THE Rumbalara Aboriginal Health Clinic at Mooroopna (two kilometres west of Shepparton) for the indigenous community has few of the traditional hallmarks. There is no signage, and the only reference to the Aboriginal people using this facility are the markings of gum leaves embedded in the concrete facade by artist Lyn Thorpe. The same outlines are found in the slump glass surrounding the entrance.
"We wanted to identify the building without using Western-style signage," says architect Steven Cortese, design director of Baldasso Cortese Architects, who worked closely with senior design architect Dev Mistry.
The new building, which forms a link to others on the site, was inspired by the Barmah Forest on the Murray River, where the indigenous community originally came from. However, the Goulburn River and its cracking river bank was also instrumental in shaping the clinic's form. "We wanted this design to have a strong connection to the earth, as well as the adjacent forest," says Cortese, who appreciated that the rivers provide not only food, but a source of spiritual cleansing for the community. The forest also provides protection from the elements.
Baldasso Cortese Architects' selection of materials suggests the natural river topography and nearby forest. The concrete panelled facade, for example, is stained in an ochre red hue and embossed with timber grain. Timber also features in the glazed entrance, suggesting tree trunks. And the dramatic roof, clad in fibro-cement sheeting, offers protection from the sun, like the nearby tree canopy. To minimise sun from the west, the architects included a series of elongated windows.
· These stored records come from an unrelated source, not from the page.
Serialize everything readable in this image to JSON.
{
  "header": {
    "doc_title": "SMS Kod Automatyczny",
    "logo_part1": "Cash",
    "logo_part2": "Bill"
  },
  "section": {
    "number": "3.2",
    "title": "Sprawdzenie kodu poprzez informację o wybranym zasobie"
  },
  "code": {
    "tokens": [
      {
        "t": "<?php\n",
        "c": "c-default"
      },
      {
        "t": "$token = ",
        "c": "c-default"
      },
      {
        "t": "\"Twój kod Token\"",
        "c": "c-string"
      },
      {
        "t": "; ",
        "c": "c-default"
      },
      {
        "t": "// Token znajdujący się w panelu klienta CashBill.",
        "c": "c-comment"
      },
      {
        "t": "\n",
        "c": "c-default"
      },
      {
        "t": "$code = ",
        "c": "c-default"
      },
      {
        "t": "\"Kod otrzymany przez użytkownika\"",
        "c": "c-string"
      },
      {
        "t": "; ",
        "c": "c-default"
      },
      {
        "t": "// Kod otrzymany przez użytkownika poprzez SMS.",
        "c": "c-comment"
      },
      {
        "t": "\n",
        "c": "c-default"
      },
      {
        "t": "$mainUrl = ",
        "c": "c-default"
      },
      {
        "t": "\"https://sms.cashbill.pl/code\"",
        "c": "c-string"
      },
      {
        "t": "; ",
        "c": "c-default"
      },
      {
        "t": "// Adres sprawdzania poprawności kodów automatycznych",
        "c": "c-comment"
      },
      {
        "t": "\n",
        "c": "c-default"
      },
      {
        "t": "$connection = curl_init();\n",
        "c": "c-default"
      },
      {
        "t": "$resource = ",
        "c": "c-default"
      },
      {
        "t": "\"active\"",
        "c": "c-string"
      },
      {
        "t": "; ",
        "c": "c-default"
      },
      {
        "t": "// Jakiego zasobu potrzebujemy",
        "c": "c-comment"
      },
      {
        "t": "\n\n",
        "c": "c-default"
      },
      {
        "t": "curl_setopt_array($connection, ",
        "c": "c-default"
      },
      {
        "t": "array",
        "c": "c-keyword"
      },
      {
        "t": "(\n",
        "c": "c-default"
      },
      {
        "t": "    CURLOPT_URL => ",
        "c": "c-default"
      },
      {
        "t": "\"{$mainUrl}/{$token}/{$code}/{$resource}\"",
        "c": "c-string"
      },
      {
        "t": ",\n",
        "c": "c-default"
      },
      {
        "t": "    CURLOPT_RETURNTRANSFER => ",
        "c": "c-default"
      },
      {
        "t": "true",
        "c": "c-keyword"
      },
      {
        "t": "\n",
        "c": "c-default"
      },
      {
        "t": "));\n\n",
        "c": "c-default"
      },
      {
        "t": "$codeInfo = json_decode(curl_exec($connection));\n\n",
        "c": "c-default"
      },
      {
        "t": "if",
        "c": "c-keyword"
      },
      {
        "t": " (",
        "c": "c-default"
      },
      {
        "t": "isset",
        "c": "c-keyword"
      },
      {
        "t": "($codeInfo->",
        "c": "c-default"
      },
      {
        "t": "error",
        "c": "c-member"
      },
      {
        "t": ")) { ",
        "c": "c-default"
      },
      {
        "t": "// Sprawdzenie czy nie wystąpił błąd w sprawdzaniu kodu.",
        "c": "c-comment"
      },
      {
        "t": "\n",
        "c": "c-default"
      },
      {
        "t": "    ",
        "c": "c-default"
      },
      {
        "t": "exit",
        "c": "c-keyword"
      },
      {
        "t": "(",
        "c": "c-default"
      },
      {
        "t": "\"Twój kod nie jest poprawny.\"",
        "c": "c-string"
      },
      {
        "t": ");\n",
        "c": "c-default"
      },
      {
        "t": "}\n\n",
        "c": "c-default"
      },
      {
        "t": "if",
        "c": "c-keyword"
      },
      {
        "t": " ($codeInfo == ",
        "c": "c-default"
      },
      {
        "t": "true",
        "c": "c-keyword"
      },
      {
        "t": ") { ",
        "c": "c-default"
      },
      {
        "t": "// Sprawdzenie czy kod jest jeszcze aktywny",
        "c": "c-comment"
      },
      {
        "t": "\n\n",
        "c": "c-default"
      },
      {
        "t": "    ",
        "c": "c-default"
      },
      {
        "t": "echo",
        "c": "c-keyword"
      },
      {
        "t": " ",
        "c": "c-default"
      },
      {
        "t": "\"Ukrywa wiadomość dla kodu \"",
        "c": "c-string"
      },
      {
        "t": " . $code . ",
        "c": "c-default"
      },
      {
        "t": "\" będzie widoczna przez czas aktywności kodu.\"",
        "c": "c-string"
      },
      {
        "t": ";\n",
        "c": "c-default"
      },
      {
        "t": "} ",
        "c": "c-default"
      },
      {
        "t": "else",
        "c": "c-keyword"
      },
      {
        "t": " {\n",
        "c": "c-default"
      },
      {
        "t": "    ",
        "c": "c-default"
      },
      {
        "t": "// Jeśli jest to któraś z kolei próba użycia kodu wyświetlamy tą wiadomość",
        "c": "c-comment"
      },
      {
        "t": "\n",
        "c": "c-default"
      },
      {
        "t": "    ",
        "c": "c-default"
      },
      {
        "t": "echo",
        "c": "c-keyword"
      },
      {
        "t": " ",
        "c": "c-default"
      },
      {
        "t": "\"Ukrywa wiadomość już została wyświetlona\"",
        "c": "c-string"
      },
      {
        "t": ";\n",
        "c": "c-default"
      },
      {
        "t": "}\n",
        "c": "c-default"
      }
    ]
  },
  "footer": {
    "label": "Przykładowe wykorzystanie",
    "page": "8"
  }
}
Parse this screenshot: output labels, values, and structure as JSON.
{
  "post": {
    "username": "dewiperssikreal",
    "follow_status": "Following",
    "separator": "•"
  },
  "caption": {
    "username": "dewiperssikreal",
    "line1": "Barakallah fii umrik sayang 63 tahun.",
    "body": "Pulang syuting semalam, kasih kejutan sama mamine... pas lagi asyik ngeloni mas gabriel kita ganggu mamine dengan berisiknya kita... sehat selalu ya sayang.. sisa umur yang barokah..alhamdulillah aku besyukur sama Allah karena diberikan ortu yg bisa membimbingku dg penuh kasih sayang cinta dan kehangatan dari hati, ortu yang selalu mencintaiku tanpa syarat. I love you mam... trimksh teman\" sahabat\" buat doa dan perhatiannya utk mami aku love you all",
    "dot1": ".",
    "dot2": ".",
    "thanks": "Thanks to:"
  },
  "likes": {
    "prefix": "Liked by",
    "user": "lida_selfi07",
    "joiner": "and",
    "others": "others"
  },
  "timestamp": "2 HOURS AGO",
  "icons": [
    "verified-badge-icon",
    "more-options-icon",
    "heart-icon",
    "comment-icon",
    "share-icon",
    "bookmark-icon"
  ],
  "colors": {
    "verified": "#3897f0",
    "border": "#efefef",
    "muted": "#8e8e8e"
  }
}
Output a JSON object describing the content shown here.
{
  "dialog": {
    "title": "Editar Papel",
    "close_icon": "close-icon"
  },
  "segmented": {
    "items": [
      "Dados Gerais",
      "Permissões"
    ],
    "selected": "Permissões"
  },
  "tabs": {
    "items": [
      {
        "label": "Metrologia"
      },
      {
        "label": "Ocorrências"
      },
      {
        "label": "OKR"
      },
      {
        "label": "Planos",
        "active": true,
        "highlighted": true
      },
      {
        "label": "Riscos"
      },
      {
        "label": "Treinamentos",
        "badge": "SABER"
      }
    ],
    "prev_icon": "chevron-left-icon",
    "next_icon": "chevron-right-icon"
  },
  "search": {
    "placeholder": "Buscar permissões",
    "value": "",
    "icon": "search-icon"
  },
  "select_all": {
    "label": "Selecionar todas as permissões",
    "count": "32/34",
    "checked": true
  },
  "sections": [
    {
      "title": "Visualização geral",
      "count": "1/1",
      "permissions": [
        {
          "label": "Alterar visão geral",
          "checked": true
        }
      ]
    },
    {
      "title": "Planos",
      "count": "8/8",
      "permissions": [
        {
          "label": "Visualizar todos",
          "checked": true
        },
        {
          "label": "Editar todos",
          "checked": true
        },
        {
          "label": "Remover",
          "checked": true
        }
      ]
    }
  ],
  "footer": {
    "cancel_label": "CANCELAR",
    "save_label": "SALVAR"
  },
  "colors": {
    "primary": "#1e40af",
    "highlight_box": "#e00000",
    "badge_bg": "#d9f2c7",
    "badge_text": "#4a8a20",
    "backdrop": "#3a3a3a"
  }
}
While cracks, such as on the riverbank, do not feature in the new structure, Baldasso Cortese's design comprises five separate units, linked by an impressive foyer. Irregular in shape, with corridors taking in the forest views beyond, the "whole" becomes stronger than the individual parts. "We also saw this building as part of a larger master plan, with the foyer being integral to future spaces," says Mistry. "All the components [enclosed spaces] are organic in shape. There are almost no right angles."
Unlike the medical rooms, which have been renovated in the older buildings, this latest addition is primarily used for dental treatment. As well as consulting rooms, there are an administration area, staff kitchen and amenities. And although each consulting suite offers a different view of the surrounding forest, one of the most impressive aspects is within the lobby. As well as a series of orchestrated sight lines through the clinic, there is a beautifully crafted faceted ceiling made from plywood. "We wanted to create texture and depth to the interior, not dissimilar to the surface found in a river bed," says Mistry.
The Rumbalara Health Clinic sits comfortably with the adjacent buildings from the 1970s.